At its heart, the program means participants can hang out with their dads in a fun and creative way while reaping the benefits.

Why is this program needed?

Research shows dads or significant male figures play an influential role in a girl’s physical activity levels, sport skills and social-emotional wellbeing. Fathers who are actively engaged with their daughters improve mental health outcomes such as higher levels of cognitive ability, self-esteem, social skills, resilience, and educational outcomes. Fathers also have a critical role in helping their daughters form a healthy view of their body image, which is important given that self-esteem and body image are major concerns facing girls, particularly in the teenage years.

Despite the many benefits that result from a strong father-daughter bond, research suggests that up to 70% of fathers see themselves as an ‘extra set of hands’ when raising their daughters. In addition, fathers are often less involved with their daughters than mothers and tend to spend less time with daughters than sons. 

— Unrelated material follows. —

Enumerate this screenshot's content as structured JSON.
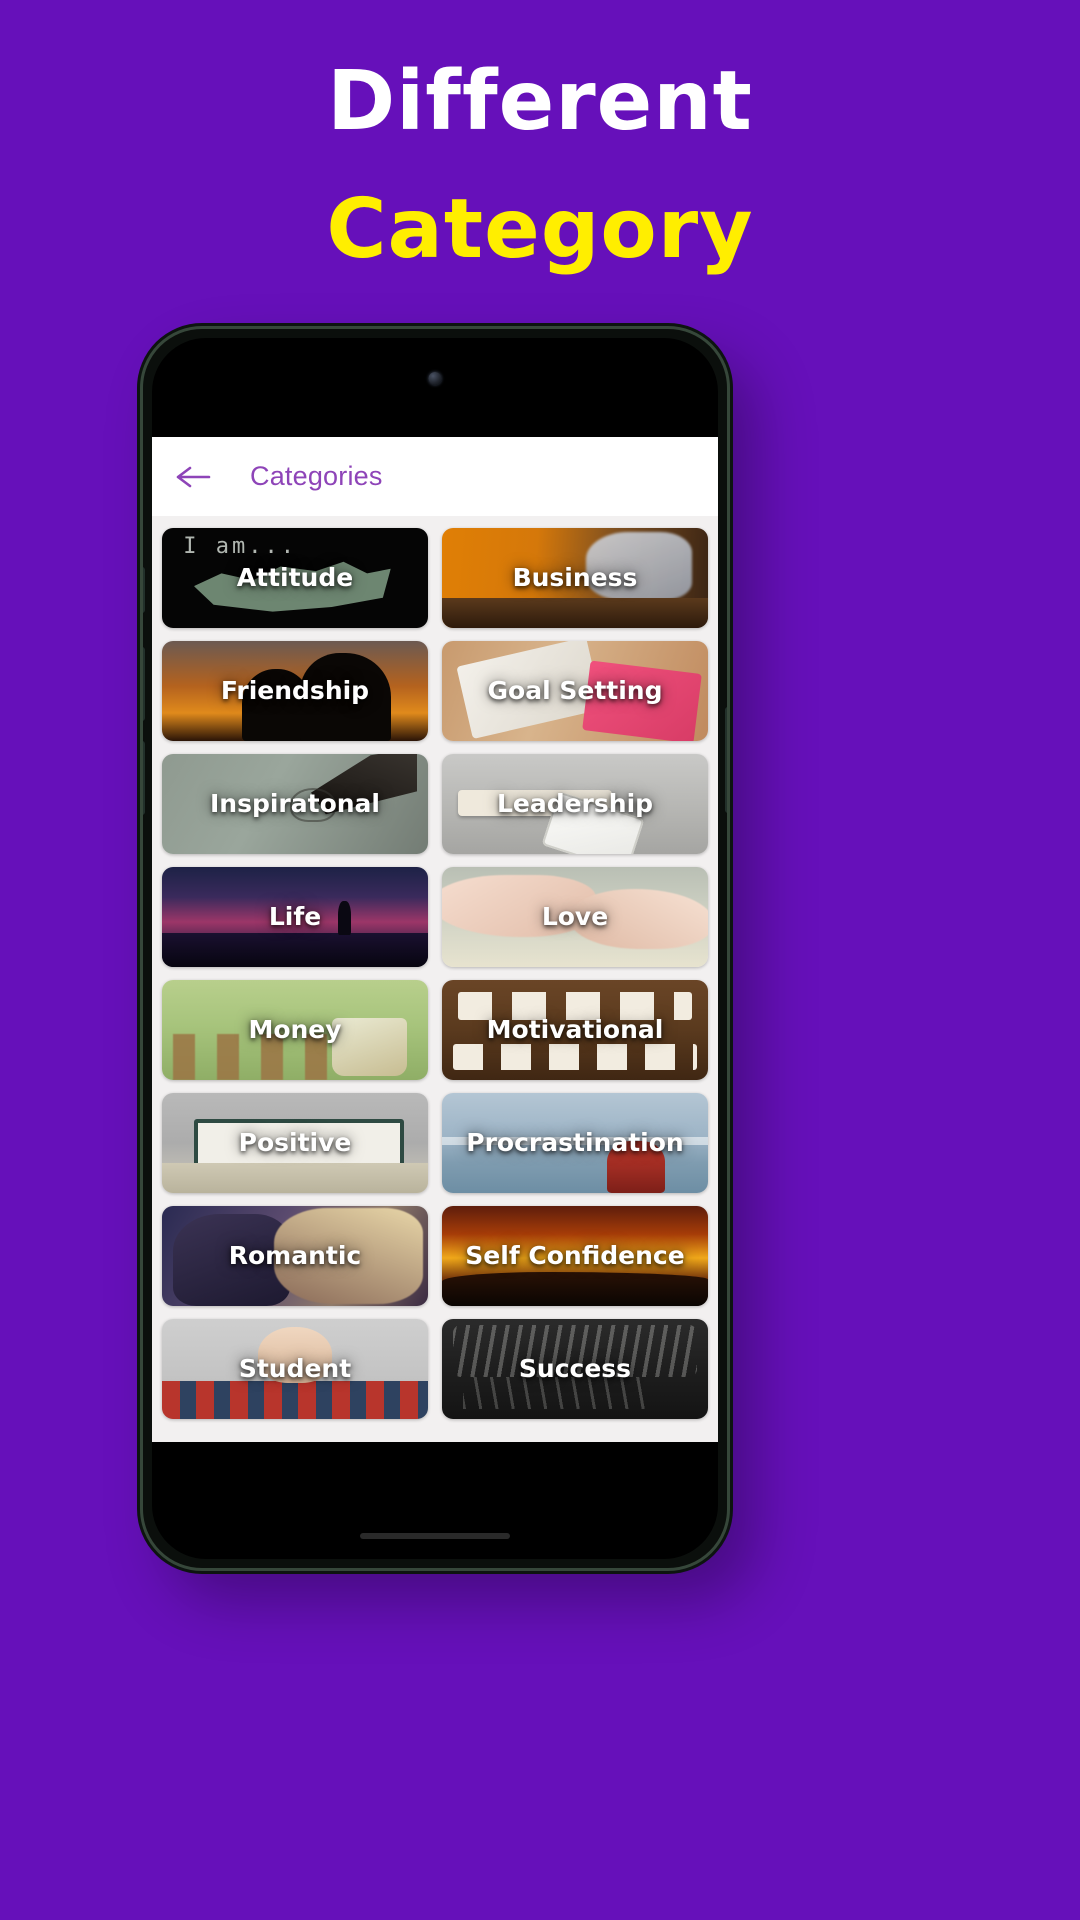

Studies show girls enter sports on average two years later than boys and drop out six times faster. By the time they enter high school, less than 10% of girls can adequately perform basic sport skills such as kicking, catching and throwing, which are the building blocks for confident and competent participation in physical activities through life.

About the program

Her Sport Her Way program Chair Kerry Turner says the gymnastics community is in a great position to help girls continue their participation in sport.

“The high participation rates of girls under 12 means gymnastics already has a strong community that can benefit from increased participation into adolescence,” she said. “Gymnastics helps build up fundamental movement skills, providing an important baseline of skills that helps encourage ongoing participation both within gymnastics, and across other sports and physical activity.”

Daughters are given the chance to practice key social-emotional skills including self-control, persistence, critical thinking, resilience and self-reliance. They will spend quality time with their dads in fun practical sessions involving sport skills, rough and tumble play and health-related fitness games. Meanwhile, dads learn evidence-based parenting skills and strategies to emotionally connect with their daughters and improve their physical and mental health.

Participating daughters must be attending primary school between kindergarten - Year 6.

For more information, feel free to visit the FAQ guide on the program page.